> **To do**
Copies of all lines containing the string "insurance" are needed from the data below.

+++ Materials provided

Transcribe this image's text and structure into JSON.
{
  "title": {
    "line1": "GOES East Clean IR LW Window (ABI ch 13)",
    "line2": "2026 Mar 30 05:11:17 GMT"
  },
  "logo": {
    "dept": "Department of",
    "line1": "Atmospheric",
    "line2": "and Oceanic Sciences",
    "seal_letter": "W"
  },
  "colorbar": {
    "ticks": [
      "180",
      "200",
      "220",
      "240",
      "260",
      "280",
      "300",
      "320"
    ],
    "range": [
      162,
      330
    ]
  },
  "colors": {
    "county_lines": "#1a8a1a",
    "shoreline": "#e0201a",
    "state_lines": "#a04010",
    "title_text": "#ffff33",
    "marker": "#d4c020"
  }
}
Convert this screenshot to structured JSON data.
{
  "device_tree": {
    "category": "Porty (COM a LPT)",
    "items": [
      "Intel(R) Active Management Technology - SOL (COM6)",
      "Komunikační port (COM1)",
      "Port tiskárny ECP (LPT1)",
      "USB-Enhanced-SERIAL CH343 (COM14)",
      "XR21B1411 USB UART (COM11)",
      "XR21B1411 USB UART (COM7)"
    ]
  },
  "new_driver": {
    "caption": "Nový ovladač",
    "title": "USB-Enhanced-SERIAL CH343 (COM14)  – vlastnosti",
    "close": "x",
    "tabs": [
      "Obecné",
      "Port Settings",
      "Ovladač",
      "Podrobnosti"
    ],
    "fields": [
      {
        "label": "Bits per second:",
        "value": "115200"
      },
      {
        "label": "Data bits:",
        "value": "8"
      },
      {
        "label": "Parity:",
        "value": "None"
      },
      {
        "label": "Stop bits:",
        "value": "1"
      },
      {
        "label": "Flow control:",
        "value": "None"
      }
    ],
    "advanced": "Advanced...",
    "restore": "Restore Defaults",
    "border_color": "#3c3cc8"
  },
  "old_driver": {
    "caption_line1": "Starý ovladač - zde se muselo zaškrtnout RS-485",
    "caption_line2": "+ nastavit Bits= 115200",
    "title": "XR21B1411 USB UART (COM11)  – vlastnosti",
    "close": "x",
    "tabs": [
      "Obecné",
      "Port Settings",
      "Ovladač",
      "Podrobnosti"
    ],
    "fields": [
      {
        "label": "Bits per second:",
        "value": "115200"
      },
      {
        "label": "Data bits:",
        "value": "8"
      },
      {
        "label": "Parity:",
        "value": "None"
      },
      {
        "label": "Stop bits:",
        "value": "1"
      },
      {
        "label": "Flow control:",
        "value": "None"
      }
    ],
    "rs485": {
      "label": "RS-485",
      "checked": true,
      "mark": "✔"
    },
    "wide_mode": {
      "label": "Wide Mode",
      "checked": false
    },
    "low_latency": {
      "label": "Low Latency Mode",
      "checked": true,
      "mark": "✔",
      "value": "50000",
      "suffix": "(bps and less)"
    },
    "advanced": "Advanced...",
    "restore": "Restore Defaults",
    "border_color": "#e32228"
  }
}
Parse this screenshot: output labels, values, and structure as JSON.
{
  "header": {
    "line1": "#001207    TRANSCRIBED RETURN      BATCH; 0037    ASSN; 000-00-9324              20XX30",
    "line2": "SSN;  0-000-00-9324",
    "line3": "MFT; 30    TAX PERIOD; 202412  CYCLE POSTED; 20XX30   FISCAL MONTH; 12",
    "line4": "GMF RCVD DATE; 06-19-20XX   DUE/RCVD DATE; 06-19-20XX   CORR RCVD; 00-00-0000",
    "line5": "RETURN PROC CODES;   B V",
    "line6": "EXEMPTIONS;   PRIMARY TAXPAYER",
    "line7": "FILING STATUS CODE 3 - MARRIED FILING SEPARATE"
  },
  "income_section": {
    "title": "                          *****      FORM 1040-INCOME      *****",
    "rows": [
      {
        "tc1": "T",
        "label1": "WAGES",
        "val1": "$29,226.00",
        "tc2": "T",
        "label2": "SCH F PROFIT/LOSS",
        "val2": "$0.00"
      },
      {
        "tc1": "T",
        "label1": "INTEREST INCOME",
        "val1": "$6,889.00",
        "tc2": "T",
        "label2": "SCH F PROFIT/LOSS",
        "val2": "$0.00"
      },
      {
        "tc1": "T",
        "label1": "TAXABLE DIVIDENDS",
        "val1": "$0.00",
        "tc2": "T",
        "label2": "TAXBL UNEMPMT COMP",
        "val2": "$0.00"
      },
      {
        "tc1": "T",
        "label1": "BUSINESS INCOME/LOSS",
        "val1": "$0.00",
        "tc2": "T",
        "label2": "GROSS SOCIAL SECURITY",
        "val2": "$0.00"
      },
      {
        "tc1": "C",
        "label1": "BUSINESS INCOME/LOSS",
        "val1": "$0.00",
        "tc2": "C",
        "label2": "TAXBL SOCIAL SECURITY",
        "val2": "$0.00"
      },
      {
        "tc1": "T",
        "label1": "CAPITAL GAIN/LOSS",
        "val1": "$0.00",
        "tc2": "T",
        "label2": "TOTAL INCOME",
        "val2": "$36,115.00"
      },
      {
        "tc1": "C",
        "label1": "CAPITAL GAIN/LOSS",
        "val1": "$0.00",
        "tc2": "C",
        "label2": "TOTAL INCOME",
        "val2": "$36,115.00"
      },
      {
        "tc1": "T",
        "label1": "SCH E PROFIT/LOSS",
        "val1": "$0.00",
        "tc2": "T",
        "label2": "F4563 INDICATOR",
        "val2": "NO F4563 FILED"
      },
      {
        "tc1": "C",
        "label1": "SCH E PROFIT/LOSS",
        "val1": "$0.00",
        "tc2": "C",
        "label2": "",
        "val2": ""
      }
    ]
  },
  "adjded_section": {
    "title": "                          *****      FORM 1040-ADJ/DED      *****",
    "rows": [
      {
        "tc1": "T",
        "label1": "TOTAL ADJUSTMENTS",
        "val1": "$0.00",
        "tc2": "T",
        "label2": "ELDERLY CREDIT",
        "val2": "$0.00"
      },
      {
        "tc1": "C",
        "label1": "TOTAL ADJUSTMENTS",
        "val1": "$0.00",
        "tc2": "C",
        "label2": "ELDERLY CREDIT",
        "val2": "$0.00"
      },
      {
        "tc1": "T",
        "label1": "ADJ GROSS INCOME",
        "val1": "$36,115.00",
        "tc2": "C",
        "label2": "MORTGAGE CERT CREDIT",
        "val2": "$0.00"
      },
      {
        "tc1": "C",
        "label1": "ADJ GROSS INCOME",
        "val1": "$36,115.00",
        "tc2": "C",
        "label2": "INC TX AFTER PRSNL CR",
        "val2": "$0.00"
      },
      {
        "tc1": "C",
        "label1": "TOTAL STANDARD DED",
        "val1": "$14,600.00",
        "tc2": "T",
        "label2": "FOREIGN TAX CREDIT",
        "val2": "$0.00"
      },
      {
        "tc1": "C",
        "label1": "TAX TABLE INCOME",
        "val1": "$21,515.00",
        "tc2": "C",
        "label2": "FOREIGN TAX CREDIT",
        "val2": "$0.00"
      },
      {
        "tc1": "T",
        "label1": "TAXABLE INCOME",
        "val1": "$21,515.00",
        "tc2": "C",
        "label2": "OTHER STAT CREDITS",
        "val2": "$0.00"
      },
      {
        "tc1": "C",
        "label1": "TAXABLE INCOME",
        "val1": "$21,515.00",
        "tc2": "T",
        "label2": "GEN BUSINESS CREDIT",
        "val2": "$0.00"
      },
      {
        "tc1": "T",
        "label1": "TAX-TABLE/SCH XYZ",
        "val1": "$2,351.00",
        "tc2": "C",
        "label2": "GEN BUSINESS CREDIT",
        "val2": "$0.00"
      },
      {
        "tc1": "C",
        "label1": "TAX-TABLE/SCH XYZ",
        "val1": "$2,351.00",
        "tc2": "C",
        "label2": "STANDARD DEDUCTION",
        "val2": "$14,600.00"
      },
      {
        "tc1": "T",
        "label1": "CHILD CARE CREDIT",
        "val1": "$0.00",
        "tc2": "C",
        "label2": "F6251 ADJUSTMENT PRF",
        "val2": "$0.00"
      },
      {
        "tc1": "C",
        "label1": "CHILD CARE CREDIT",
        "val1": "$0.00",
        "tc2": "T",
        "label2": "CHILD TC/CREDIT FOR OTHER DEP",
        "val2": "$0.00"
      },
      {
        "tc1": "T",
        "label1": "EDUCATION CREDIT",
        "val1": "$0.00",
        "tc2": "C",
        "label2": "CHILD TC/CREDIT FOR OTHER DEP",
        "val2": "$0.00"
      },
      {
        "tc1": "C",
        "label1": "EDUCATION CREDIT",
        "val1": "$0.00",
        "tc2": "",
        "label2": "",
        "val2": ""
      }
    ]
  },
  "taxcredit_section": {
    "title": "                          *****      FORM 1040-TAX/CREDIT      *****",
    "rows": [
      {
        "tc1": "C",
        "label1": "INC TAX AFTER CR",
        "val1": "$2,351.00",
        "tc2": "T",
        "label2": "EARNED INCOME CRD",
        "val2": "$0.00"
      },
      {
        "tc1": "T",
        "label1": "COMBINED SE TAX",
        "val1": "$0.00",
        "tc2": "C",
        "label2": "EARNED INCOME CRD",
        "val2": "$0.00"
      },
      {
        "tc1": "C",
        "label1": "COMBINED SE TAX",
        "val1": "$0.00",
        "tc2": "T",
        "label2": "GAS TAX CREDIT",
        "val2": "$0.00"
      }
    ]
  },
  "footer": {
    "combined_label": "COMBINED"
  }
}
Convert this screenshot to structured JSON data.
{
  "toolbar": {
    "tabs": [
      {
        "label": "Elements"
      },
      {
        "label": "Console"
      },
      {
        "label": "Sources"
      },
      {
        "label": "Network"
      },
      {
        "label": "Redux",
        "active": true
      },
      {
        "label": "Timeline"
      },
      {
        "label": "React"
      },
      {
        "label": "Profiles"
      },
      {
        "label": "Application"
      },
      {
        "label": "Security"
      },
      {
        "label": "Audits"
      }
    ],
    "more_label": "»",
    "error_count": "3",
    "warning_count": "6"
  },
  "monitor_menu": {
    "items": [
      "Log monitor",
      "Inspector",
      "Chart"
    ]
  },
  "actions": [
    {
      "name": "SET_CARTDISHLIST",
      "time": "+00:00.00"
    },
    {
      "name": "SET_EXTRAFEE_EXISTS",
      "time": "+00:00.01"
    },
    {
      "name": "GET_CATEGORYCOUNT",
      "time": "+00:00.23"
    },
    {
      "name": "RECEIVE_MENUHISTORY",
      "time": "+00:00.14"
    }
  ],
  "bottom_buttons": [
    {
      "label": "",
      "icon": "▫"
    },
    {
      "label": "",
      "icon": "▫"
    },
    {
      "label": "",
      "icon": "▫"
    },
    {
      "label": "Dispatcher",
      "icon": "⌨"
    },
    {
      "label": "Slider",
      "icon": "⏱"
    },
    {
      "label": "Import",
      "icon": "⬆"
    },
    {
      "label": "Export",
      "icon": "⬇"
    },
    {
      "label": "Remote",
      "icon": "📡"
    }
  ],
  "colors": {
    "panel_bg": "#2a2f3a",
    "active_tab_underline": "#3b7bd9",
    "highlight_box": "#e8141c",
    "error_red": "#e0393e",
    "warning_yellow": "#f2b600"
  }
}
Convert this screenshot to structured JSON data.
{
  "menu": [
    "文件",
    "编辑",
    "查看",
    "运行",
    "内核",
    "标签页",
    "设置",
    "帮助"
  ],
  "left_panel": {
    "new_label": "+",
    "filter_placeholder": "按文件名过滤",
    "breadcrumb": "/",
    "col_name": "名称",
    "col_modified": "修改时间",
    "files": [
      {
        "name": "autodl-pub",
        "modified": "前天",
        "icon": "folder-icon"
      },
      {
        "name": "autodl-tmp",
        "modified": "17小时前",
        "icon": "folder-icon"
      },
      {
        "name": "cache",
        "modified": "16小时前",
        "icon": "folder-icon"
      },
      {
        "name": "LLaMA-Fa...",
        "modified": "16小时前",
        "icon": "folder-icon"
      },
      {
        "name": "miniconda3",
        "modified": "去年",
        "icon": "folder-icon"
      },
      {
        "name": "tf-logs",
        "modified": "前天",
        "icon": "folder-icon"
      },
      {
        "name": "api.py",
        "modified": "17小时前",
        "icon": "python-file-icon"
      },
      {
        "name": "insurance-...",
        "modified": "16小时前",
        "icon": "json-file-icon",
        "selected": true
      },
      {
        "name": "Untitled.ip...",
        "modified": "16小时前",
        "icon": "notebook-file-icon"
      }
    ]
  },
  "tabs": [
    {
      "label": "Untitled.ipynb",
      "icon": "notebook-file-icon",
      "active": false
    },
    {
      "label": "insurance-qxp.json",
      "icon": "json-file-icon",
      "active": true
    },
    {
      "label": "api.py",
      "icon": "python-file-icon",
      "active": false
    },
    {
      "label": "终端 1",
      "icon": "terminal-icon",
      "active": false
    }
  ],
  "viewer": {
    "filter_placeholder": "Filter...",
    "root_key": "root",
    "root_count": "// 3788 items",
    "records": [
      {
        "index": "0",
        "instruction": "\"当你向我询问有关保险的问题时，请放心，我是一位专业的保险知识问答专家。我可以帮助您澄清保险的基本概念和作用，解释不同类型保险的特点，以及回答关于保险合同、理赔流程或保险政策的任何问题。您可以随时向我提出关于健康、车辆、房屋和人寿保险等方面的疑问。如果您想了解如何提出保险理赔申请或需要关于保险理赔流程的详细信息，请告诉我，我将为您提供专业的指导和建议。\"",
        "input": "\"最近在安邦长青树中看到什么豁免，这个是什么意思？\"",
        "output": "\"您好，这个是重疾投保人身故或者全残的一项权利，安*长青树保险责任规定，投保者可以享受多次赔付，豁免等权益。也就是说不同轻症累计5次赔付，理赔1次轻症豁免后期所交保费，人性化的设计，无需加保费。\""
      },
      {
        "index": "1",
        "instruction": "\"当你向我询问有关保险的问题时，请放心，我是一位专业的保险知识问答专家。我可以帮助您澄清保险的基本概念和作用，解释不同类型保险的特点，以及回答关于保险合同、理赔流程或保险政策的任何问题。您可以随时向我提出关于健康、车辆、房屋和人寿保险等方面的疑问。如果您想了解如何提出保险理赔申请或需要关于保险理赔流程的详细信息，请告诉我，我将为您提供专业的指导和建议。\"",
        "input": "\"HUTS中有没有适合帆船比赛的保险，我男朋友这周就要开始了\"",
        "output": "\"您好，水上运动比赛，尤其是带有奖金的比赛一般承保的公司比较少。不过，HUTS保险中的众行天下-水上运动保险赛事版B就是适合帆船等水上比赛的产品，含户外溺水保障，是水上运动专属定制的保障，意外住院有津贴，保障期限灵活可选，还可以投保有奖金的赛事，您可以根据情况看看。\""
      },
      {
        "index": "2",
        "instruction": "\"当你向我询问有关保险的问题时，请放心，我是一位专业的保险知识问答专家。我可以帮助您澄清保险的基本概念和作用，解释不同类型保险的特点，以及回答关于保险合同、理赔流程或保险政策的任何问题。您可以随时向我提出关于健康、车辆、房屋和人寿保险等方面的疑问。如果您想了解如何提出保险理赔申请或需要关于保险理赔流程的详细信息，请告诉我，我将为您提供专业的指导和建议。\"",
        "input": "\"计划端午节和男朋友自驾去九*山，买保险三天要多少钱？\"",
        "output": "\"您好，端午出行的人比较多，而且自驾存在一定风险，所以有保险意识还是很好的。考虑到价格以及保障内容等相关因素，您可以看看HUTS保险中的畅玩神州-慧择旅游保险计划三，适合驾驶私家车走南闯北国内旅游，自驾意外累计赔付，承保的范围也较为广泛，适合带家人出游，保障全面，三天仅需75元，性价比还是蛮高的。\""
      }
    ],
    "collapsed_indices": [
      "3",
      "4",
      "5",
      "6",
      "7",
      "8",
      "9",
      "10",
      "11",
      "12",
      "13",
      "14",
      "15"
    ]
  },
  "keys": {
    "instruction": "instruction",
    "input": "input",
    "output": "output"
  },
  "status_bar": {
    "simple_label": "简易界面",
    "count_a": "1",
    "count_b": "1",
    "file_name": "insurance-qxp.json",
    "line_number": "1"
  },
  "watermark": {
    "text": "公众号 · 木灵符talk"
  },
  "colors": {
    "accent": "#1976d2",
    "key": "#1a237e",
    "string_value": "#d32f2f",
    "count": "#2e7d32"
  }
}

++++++

> **Exercise output**
        "name": "insurance-...",
      "label": "insurance-qxp.json",
    "file_name": "insurance-qxp.json",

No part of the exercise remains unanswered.